[Data about app and page elements]
*** Block opens ***
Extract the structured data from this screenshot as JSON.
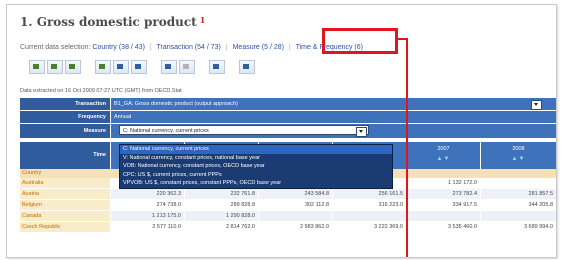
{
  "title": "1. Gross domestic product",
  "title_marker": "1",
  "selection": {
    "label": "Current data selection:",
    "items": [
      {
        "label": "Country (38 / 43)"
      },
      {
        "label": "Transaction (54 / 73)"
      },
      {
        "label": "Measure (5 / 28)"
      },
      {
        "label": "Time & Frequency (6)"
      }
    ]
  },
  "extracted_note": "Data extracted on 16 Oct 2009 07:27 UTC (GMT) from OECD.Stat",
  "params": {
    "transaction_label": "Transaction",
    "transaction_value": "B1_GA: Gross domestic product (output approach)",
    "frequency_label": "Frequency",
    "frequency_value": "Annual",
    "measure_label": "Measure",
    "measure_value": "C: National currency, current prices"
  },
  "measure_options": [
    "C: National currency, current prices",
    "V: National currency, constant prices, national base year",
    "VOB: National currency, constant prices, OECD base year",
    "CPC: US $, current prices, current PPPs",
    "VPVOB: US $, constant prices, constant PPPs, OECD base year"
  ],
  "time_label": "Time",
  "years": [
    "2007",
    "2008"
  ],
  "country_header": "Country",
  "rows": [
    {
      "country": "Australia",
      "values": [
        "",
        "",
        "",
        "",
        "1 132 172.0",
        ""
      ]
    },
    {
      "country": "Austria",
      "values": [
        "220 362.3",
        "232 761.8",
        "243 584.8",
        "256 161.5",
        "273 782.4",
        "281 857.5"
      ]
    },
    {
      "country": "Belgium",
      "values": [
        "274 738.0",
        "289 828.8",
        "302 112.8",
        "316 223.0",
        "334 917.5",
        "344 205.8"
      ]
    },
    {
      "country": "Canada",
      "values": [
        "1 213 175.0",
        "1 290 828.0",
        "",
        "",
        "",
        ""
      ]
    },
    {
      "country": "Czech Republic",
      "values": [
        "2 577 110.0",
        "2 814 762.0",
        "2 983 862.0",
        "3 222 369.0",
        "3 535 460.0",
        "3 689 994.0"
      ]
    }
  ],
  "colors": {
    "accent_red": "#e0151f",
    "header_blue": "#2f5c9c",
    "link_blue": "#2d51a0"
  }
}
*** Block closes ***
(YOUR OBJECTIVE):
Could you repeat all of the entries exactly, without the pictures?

(ANSWER FOR THIS EXERCISE):
Extract the structured data from this screenshot as JSON.
{
  "title": "1. Gross domestic product",
  "title_marker": "1",
  "selection": {
    "label": "Current data selection:",
    "items": [
      {
        "label": "Country (38 / 43)"
      },
      {
        "label": "Transaction (54 / 73)"
      },
      {
        "label": "Measure (5 / 28)"
      },
      {
        "label": "Time & Frequency (6)"
      }
    ]
  },
  "extracted_note": "Data extracted on 16 Oct 2009 07:27 UTC (GMT) from OECD.Stat",
  "params": {
    "transaction_label": "Transaction",
    "transaction_value": "B1_GA: Gross domestic product (output approach)",
    "frequency_label": "Frequency",
    "frequency_value": "Annual",
    "measure_label": "Measure",
    "measure_value": "C: National currency, current prices"
  },
  "measure_options": [
    "C: National currency, current prices",
    "V: National currency, constant prices, national base year",
    "VOB: National currency, constant prices, OECD base year",
    "CPC: US $, current prices, current PPPs",
    "VPVOB: US $, constant prices, constant PPPs, OECD base year"
  ],
  "time_label": "Time",
  "years": [
    "2007",
    "2008"
  ],
  "country_header": "Country",
  "rows": [
    {
      "country": "Australia",
      "values": [
        "",
        "",
        "",
        "",
        "1 132 172.0",
        ""
      ]
    },
    {
      "country": "Austria",
      "values": [
        "220 362.3",
        "232 761.8",
        "243 584.8",
        "256 161.5",
        "273 782.4",
        "281 857.5"
      ]
    },
    {
      "country": "Belgium",
      "values": [
        "274 738.0",
        "289 828.8",
        "302 112.8",
        "316 223.0",
        "334 917.5",
        "344 205.8"
      ]
    },
    {
      "country": "Canada",
      "values": [
        "1 213 175.0",
        "1 290 828.0",
        "",
        "",
        "",
        ""
      ]
    },
    {
      "country": "Czech Republic",
      "values": [
        "2 577 110.0",
        "2 814 762.0",
        "2 983 862.0",
        "3 222 369.0",
        "3 535 460.0",
        "3 689 994.0"
      ]
    }
  ],
  "colors": {
    "accent_red": "#e0151f",
    "header_blue": "#2f5c9c",
    "link_blue": "#2d51a0"
  }
}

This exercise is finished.